21 Nov 2017
8 min read
The answer is street food. There are a few joints that sell burgers, bakery items, traditional desserts, packaged dry foods, sweets and fermented edibles too. But if you want a more authentic experience, head straight over to the street stalls and food carts that dot every lane, corner and alleyway of New Road. Among them, you’ll find one that offers varieties of chaats, the ubiquitous Indian street food. For this issue of VMAG Hunger Hunt, we went to taste some chaat at Om Pani Puri Centre, one of the most famous food stalls in Khichapokhari, New Road.
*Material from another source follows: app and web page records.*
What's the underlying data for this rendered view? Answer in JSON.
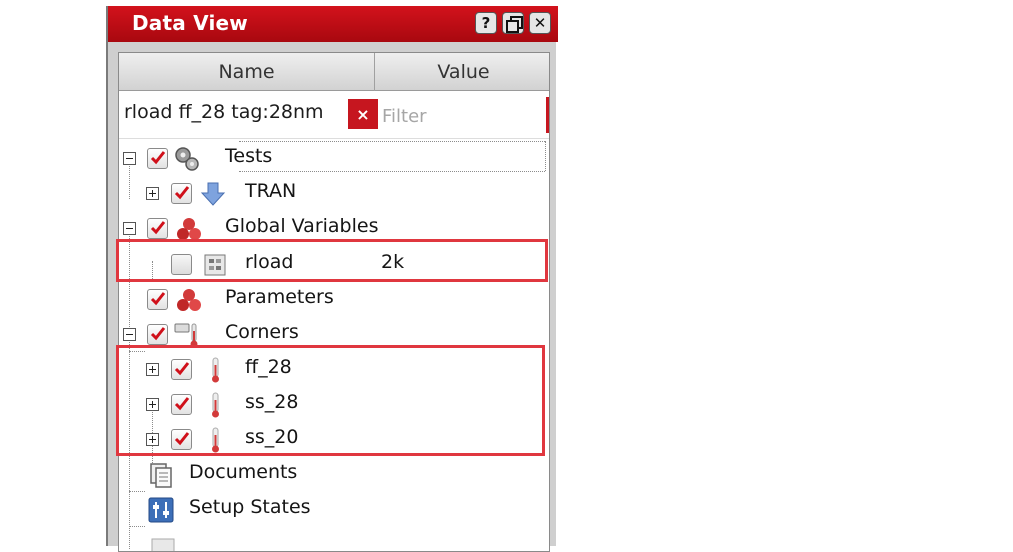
{
  "window": {
    "title": "Data View",
    "buttons": {
      "help": "?",
      "close": "✕"
    }
  },
  "columns": {
    "name": "Name",
    "value": "Value"
  },
  "filter": {
    "query": "rload ff_28 tag:28nm",
    "clear": "×",
    "placeholder": "Filter"
  },
  "tree": {
    "tests": {
      "label": "Tests",
      "checked": true,
      "expanded": true,
      "icon": "gears-icon",
      "children": {
        "tran": {
          "label": "TRAN",
          "checked": true,
          "icon": "down-arrow-icon"
        }
      }
    },
    "global_variables": {
      "label": "Global Variables",
      "checked": true,
      "expanded": true,
      "icon": "red-spheres-icon",
      "children": {
        "rload": {
          "label": "rload",
          "value": "2k",
          "checked": false,
          "icon": "variable-icon"
        }
      }
    },
    "parameters": {
      "label": "Parameters",
      "checked": true,
      "icon": "red-spheres-icon"
    },
    "corners": {
      "label": "Corners",
      "checked": true,
      "expanded": true,
      "icon": "thermometer-icon",
      "children": {
        "ff_28": {
          "label": "ff_28",
          "checked": true,
          "icon": "thermometer-icon"
        },
        "ss_28": {
          "label": "ss_28",
          "checked": true,
          "icon": "thermometer-icon"
        },
        "ss_20": {
          "label": "ss_20",
          "checked": true,
          "icon": "thermometer-icon"
        }
      }
    },
    "documents": {
      "label": "Documents",
      "icon": "document-icon"
    },
    "setup_states": {
      "label": "Setup States",
      "icon": "setup-icon"
    }
  },
  "colors": {
    "title_bar": "#c8101a",
    "highlight": "#e0373f",
    "check": "#d0101a"
  }
}
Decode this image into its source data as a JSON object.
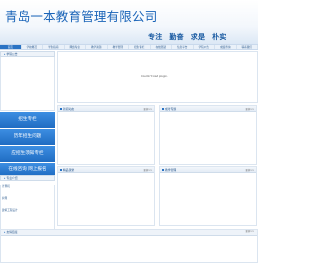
{
  "header": {
    "site_title": "青岛一本教育管理有限公司",
    "slogan": [
      "专注",
      "勤奋",
      "求是",
      "朴实"
    ]
  },
  "nav": {
    "items": [
      "首页",
      "学校概况",
      "学生指南",
      "网络专业",
      "教学资源",
      "教学管理",
      "招生专栏",
      "在线答疑",
      "信息平台",
      "学院公告",
      "成绩查询",
      "联系我们"
    ],
    "active_index": 0
  },
  "left": {
    "search_title": "学院公告",
    "buttons": [
      "招生专栏",
      "历年招生问题",
      "应招生须知专栏",
      "在线咨询   网上报名"
    ],
    "zone_title": "专业介绍",
    "zone_links": [
      "计算机",
      "",
      "护理",
      "",
      "建筑工程设计"
    ]
  },
  "main": {
    "notice_text": "Couldn't load plugin.",
    "boxes": [
      {
        "title": "新闻动态",
        "more": "更多>>"
      },
      {
        "title": "成考专题",
        "more": "更多>>"
      },
      {
        "title": "精品课堂",
        "more": "更多>>"
      },
      {
        "title": "教学管理",
        "more": "更多>>"
      }
    ]
  },
  "bottom": {
    "links_title": "友情链接",
    "more": "更多>>"
  },
  "colors": {
    "brand_blue": "#1a64b8",
    "button_blue": "#2a73c4",
    "border": "#dbe5f0"
  }
}
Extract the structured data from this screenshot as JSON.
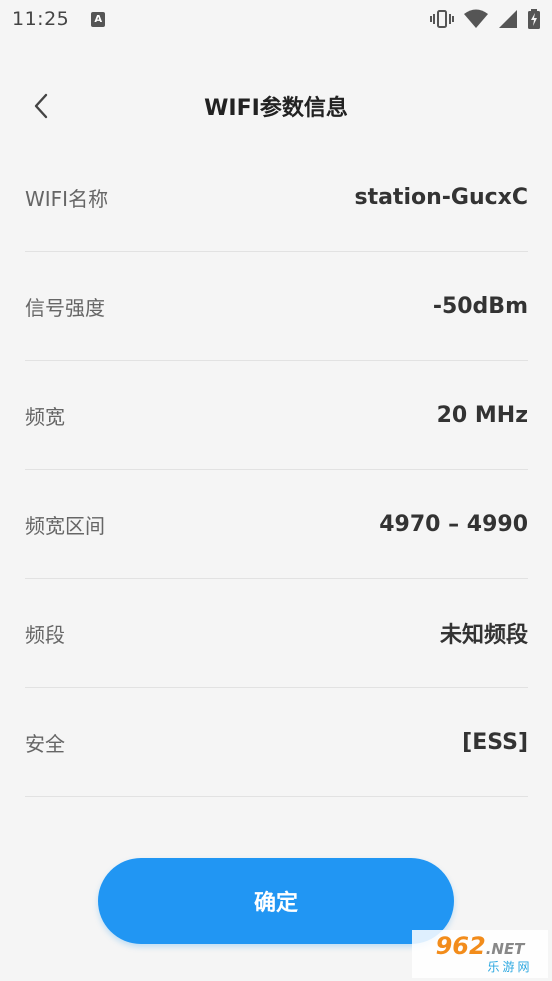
{
  "status_bar": {
    "time": "11:25",
    "notification_badge": "A",
    "icons": [
      "vibrate-icon",
      "wifi-icon",
      "signal-icon",
      "battery-charging-icon"
    ]
  },
  "header": {
    "title": "WIFI参数信息",
    "back_icon": "chevron-left-icon"
  },
  "info": [
    {
      "label": "WIFI名称",
      "value": "station-GucxC"
    },
    {
      "label": "信号强度",
      "value": "-50dBm"
    },
    {
      "label": "频宽",
      "value": "20 MHz"
    },
    {
      "label": "频宽区间",
      "value": "4970 – 4990"
    },
    {
      "label": "频段",
      "value": "未知频段"
    },
    {
      "label": "安全",
      "value": "[ESS]"
    }
  ],
  "confirm_label": "确定",
  "watermark": {
    "main": "962",
    "suffix": ".NET",
    "sub": "乐游网"
  },
  "colors": {
    "accent": "#2196f3",
    "background": "#f5f5f5"
  }
}
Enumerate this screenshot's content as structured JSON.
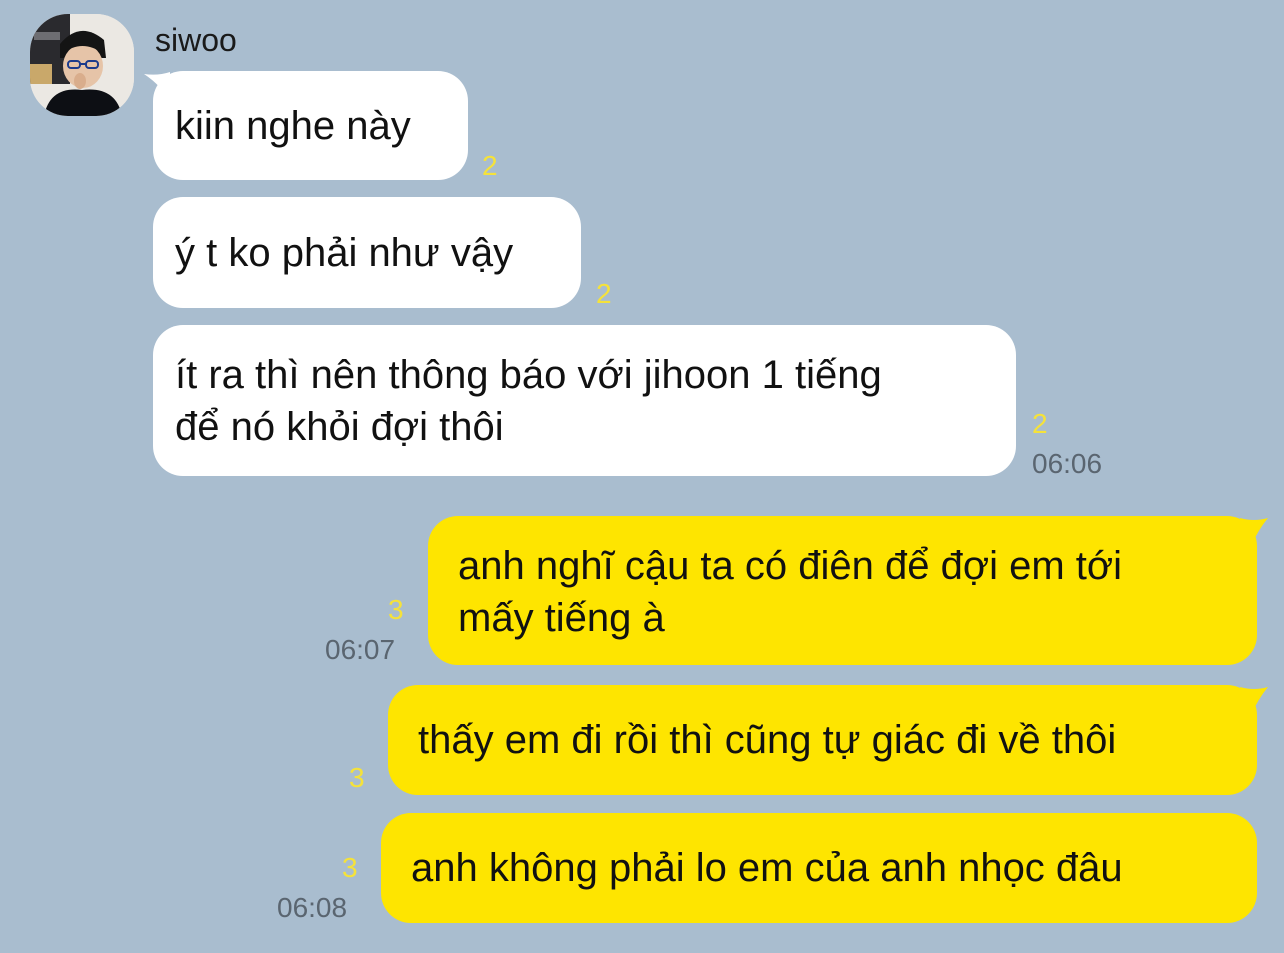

If you're struggling to pinpoint just which one of the stalls Om Pani Puri Centre is, among the many others that have been there for ages, just do this: head for the one in front of People’s Plaza. It is ideally located for serving chaats and pani puris, and is almost always open. On one side of the stall, you’ll see potatoes, onions and chickpea gravy alongside potato tikkis getting warmed on gas. Next to that are towering steel plates and freshly rinsed and dried spoons. On the other side of the stall is an elaborate, but cosy-looking arrangement of condiments—spiced-up water, mashed potato mix, bhujiya and mini-puris, seasonings and dips.
Things might appear chaotic in front of the stall, as there is no space to sit down and eat, so customers just tend to approach the stall vendors from all sides, pick out their orders, pay, then step back and wait to be served. Usually, it takes a few minutes before they receive their orders, and people finish their food standing up. The menu here lists no more than half a dozen variety of chaats, but the most trending ones happen to be the dahi puri chaat and the alu tikki chaat.
Dahi puri chaat
The base for this chaat is simply half a dozen crispy, puffed mini-puris made of deep fried patties of chickpea flour. The body is made of boiled, mashed potatoes mixed with diced raw onions and boiled chickpeas, which are then stuffed inside the puffed puris. The dressing part gets a bit complicated because a chaat uses chutneys for dressing and almost always requires three different types of it—a fruity and sweet tamarind dip; a thinner green watery dip with strong accents of mint, chilli and lemon; and tangy-sweet yogurt. Dahi puri even includes a few teaspoons of only potato gravy. For the garnish, at the end, a few pinches of chaat masala—a powdered mix of tamarind, green mangoes, cumin, black pepper, black salt and sev, noodle-like tiny threads of fried chickpea flour—is added. All the condiments are packed inside the puris, and only the yogurt is left to overflow on the plate. Each puri bursts with flavours, all different, but which come together with every bite.
Alu tikki chaat
Aalu tikkis are deep-fried patties of diced or mashed potatoes covered in thick chickpea batter. The base is a thick, warm potato gravy with whole chickpeas and onions that drenches the body of the chaat. The dressing combination is the same as the one for the dahi puri chaat, except that this one has only a few drops of tamarind dip. The garnish also remains the same as the dahi puri chaat but has an extra dash of chaat masala, which gives it a more spicy-savoury taste. And while the dahi puri chaat is served cool, the alu tikki chaat is served warm. Despite these differences, both make for an appetising daytime snack.
Why so much chickpeas in chaats?
Chickpeas and chickpea flour are ubiquitous when it comes to chaats. The reason, besides the fact that chickpeas have always been readily available in India and Nepal, is that they are inexpensive and mix well with water when ground finely. This batter, made of chickpea flour and water, can also be thinned or thickened as per requirement. And here’s the kicker: chickpeas are rich in protein and fry perfectly.